“At a time when our oceans are already showing the stresses of climate change, it just doesn’t make sense to harm whales, dolphins, and other ocean wildlife in service of drilling for more oil we can’t afford to burn if we’re going to avoid the worst harms from climate change,” said Steve Mashuda, an Earthjustice attorney who works on marine mammal protection.
The SECURE Energy Act would also undo President Obama’s withdrawal of most of the Arctic Ocean and important ecological areas in the Atlantic from any future oil and gas leasing.
To safeguard these waters, Obama used his executive authority under the Outer Continental Shelf Lands Act.
This past spring, President Trump attempted to reverse these protective measures with an executive order of his own. Earthjustice immediately filed a lawsuit in response, and court proceedings are still underway.
The SECURE Energy Act seeks to eliminate the president’s authority under the Outer Continental Shelf Lands Act to withdraw offshore areas from consideration for oil and gas leasing. This means that if Trump succeeded in undoing Obama’s action, no future president would ever be able to repeat the protective measures.
The bill would also eliminate long-standing presidential authority under the Antiquities Act to establish marine national monuments. Past presidents have used this authority to designate Hawai’i’s Papahānaumokuākea Marine National Monument. The monument protects an extensive trove of coral reefs that supports 7,000 marine species and serves as important habitat for the threatened green sea turtle, the endangered Hawaiian monk seal, 22 species of seabirds and countless other creatures yet to be discovered. Another marine monument, Northeast Canyons and Seamounts, safeguards cold-water corals and is known as the “Serengeti of the Sea” for astonding variety of whales, sharks, fish, and wildlife it sheltersin Atlantic waters.
The SECURE Energy Act contains other environmental rollbacks, too – all of which appear designed to remove anything standing between fossil fuel companies and the oil contained in public lands or offshore territories.
A particularly egregious provision would transfer authority to issue and enforce drilling plans—including drilling and well permits—on federal lands to states, and to defer to states’ fracking regulations. For the most part, states have not committed to conducting their operations in a balanced and transparent manner given that they have a greater financial incentive than the federal government to drive development, regardless of the impacts. This provision effectively eliminates the opportunity for public input and removes commitments to ensure transparency during the oil and gas permitting process, while exposing states to significant and costly liability for clean-up and reclamation.
Another provision attacks existing protections for sensitive Arctic areas and imperiled species in the National Petroleum Reserve-Alaska. It mandates a review of the current management plan in order to make currently protected areas eligible for oil and gas leasing. The current plan shields some 13 million acres of special conservation areas from development. The bill’s other dreadful details are in this letter to the House Natural Resources Committee.
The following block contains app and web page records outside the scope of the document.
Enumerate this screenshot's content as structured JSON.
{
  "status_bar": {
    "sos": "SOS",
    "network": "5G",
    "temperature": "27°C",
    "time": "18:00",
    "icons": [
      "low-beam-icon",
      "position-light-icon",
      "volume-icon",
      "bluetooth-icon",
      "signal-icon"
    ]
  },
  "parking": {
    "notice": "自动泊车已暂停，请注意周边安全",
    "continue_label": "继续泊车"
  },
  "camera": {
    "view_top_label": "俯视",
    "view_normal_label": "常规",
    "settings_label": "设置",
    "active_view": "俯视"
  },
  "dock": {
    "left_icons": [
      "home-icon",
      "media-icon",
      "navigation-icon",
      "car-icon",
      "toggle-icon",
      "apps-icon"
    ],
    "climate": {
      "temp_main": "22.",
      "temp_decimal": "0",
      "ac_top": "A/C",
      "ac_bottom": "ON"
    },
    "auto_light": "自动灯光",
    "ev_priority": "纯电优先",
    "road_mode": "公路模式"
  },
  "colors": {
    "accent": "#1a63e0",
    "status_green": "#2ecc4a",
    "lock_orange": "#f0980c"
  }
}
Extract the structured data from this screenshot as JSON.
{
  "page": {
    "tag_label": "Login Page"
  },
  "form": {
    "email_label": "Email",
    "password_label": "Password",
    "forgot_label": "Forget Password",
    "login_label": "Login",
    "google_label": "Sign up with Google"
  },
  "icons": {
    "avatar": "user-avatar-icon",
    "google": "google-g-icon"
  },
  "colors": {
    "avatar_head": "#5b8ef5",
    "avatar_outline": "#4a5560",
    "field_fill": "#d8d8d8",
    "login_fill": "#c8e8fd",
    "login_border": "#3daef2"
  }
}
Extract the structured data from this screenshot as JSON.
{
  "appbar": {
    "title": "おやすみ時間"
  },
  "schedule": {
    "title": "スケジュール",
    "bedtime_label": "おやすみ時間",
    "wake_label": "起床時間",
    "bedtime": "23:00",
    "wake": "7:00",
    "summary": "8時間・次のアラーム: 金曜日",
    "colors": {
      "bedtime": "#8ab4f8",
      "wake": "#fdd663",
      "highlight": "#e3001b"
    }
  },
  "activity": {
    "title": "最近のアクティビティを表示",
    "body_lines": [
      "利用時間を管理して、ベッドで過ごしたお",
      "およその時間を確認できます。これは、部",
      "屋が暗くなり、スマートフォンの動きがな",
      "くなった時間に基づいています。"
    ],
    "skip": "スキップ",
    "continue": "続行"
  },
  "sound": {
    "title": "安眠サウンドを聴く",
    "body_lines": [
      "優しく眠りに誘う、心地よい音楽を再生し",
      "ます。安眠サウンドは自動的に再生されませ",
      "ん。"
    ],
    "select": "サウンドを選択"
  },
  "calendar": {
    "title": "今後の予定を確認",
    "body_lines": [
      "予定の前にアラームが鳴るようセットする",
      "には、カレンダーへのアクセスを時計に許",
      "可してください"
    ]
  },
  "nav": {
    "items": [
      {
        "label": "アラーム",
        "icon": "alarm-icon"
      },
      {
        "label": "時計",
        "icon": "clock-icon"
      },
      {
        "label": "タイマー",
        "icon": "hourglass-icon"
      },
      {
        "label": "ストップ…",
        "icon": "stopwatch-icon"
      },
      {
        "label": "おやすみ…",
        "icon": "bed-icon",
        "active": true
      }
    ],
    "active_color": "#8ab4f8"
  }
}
For the sake of the marine mammals harmed by seismic testing and the creatures we don’t even know exist yet in our protected monuments, and for the sake of people who are currently impacted by climate change and the generations more to come, please join us in resisting this terrible bill.
Marissa's work covered oil and gas development, federal clean energy policies, and the Arctic. She grew up in Minnesota, where her passion for environmental justice was sparked in high school during her participation in a grassroots-led fight to stop a tire burning plant from being built near her hometown.